=== TASK INPUT ===
::::::::
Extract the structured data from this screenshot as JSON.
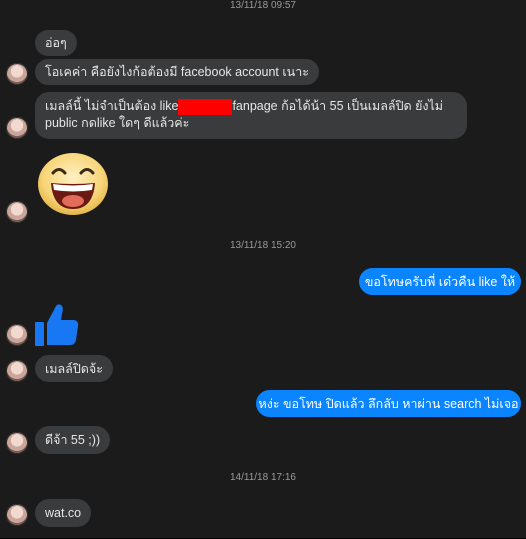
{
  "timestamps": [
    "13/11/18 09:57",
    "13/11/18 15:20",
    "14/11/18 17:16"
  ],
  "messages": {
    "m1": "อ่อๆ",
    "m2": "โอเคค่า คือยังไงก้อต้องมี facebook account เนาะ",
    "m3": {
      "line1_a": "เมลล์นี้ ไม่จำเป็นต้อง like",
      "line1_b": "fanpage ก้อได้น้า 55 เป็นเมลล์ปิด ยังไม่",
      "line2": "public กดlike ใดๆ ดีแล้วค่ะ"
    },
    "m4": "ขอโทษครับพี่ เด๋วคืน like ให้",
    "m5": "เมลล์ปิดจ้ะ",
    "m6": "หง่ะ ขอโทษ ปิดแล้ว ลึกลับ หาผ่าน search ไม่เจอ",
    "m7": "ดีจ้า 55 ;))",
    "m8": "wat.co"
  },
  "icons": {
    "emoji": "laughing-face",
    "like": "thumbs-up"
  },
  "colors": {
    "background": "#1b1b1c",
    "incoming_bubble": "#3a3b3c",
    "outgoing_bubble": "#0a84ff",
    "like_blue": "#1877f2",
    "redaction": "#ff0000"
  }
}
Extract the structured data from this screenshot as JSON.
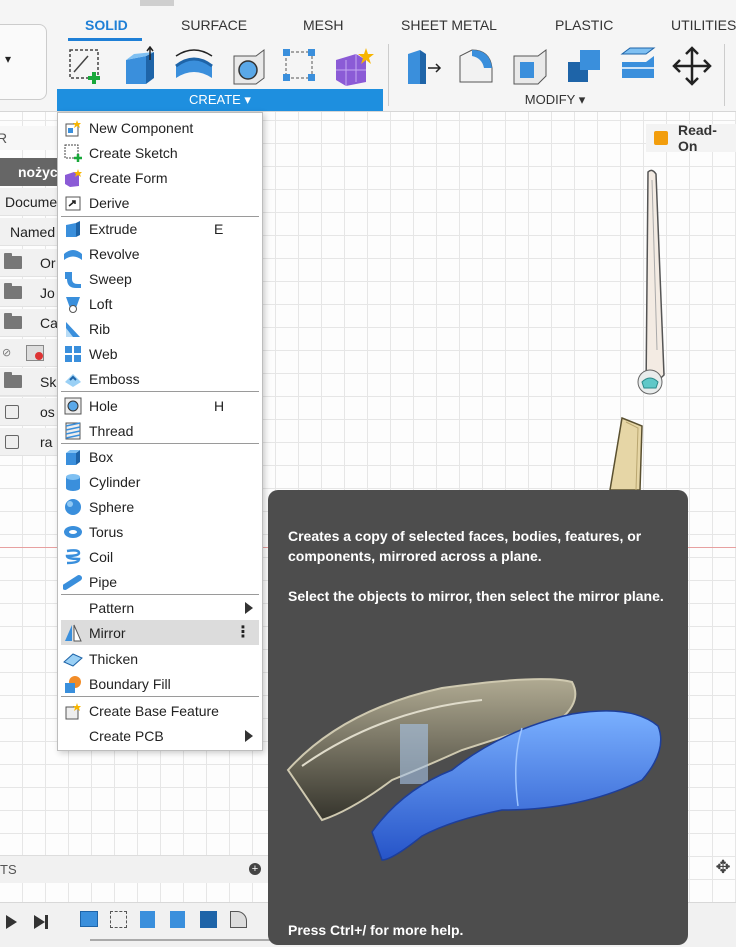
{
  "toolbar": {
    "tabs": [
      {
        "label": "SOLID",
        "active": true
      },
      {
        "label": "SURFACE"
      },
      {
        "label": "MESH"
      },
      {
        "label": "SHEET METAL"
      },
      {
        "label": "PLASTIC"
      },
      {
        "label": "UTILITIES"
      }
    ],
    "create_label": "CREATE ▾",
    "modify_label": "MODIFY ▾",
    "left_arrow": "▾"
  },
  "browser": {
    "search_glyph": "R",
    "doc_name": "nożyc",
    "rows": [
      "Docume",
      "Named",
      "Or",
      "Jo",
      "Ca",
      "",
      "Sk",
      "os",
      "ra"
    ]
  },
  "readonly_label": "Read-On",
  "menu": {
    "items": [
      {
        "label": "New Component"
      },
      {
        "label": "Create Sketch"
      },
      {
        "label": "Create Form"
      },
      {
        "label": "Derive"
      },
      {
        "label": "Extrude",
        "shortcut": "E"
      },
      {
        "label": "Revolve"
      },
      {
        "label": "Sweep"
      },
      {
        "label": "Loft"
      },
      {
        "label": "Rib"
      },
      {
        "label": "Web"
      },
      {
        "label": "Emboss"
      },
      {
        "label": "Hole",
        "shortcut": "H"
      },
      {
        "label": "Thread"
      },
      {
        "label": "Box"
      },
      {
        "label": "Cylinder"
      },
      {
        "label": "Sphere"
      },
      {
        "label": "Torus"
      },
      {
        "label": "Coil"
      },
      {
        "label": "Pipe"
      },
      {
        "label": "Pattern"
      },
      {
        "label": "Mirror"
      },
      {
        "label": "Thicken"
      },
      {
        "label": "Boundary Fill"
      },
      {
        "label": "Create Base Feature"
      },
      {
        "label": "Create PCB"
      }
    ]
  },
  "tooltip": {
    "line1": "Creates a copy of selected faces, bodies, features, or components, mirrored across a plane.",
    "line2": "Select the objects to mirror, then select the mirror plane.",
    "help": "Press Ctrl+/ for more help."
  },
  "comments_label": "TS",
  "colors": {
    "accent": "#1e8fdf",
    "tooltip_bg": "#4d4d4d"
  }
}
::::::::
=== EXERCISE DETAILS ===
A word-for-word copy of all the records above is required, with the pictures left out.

=== RESULT OF THIS TASK ===
Extract the structured data from this screenshot as JSON.
{
  "timestamps": [
    "13/11/18 09:57",
    "13/11/18 15:20",
    "14/11/18 17:16"
  ],
  "messages": {
    "m1": "อ่อๆ",
    "m2": "โอเคค่า คือยังไงก้อต้องมี facebook account เนาะ",
    "m3": {
      "line1_a": "เมลล์นี้ ไม่จำเป็นต้อง like",
      "line1_b": "fanpage ก้อได้น้า 55 เป็นเมลล์ปิด ยังไม่",
      "line2": "public กดlike ใดๆ ดีแล้วค่ะ"
    },
    "m4": "ขอโทษครับพี่ เด๋วคืน like ให้",
    "m5": "เมลล์ปิดจ้ะ",
    "m6": "หง่ะ ขอโทษ ปิดแล้ว ลึกลับ หาผ่าน search ไม่เจอ",
    "m7": "ดีจ้า 55 ;))",
    "m8": "wat.co"
  },
  "icons": {
    "emoji": "laughing-face",
    "like": "thumbs-up"
  },
  "colors": {
    "background": "#1b1b1c",
    "incoming_bubble": "#3a3b3c",
    "outgoing_bubble": "#0a84ff",
    "like_blue": "#1877f2",
    "redaction": "#ff0000"
  }
}
Extract the structured data from this screenshot as JSON.
{
  "toolbar": {
    "tabs": [
      {
        "label": "SOLID",
        "active": true
      },
      {
        "label": "SURFACE"
      },
      {
        "label": "MESH"
      },
      {
        "label": "SHEET METAL"
      },
      {
        "label": "PLASTIC"
      },
      {
        "label": "UTILITIES"
      }
    ],
    "create_label": "CREATE ▾",
    "modify_label": "MODIFY ▾",
    "left_arrow": "▾"
  },
  "browser": {
    "search_glyph": "R",
    "doc_name": "nożyc",
    "rows": [
      "Docume",
      "Named",
      "Or",
      "Jo",
      "Ca",
      "",
      "Sk",
      "os",
      "ra"
    ]
  },
  "readonly_label": "Read-On",
  "menu": {
    "items": [
      {
        "label": "New Component"
      },
      {
        "label": "Create Sketch"
      },
      {
        "label": "Create Form"
      },
      {
        "label": "Derive"
      },
      {
        "label": "Extrude",
        "shortcut": "E"
      },
      {
        "label": "Revolve"
      },
      {
        "label": "Sweep"
      },
      {
        "label": "Loft"
      },
      {
        "label": "Rib"
      },
      {
        "label": "Web"
      },
      {
        "label": "Emboss"
      },
      {
        "label": "Hole",
        "shortcut": "H"
      },
      {
        "label": "Thread"
      },
      {
        "label": "Box"
      },
      {
        "label": "Cylinder"
      },
      {
        "label": "Sphere"
      },
      {
        "label": "Torus"
      },
      {
        "label": "Coil"
      },
      {
        "label": "Pipe"
      },
      {
        "label": "Pattern"
      },
      {
        "label": "Mirror"
      },
      {
        "label": "Thicken"
      },
      {
        "label": "Boundary Fill"
      },
      {
        "label": "Create Base Feature"
      },
      {
        "label": "Create PCB"
      }
    ]
  },
  "tooltip": {
    "line1": "Creates a copy of selected faces, bodies, features, or components, mirrored across a plane.",
    "line2": "Select the objects to mirror, then select the mirror plane.",
    "help": "Press Ctrl+/ for more help."
  },
  "comments_label": "TS",
  "colors": {
    "accent": "#1e8fdf",
    "tooltip_bg": "#4d4d4d"
  }
}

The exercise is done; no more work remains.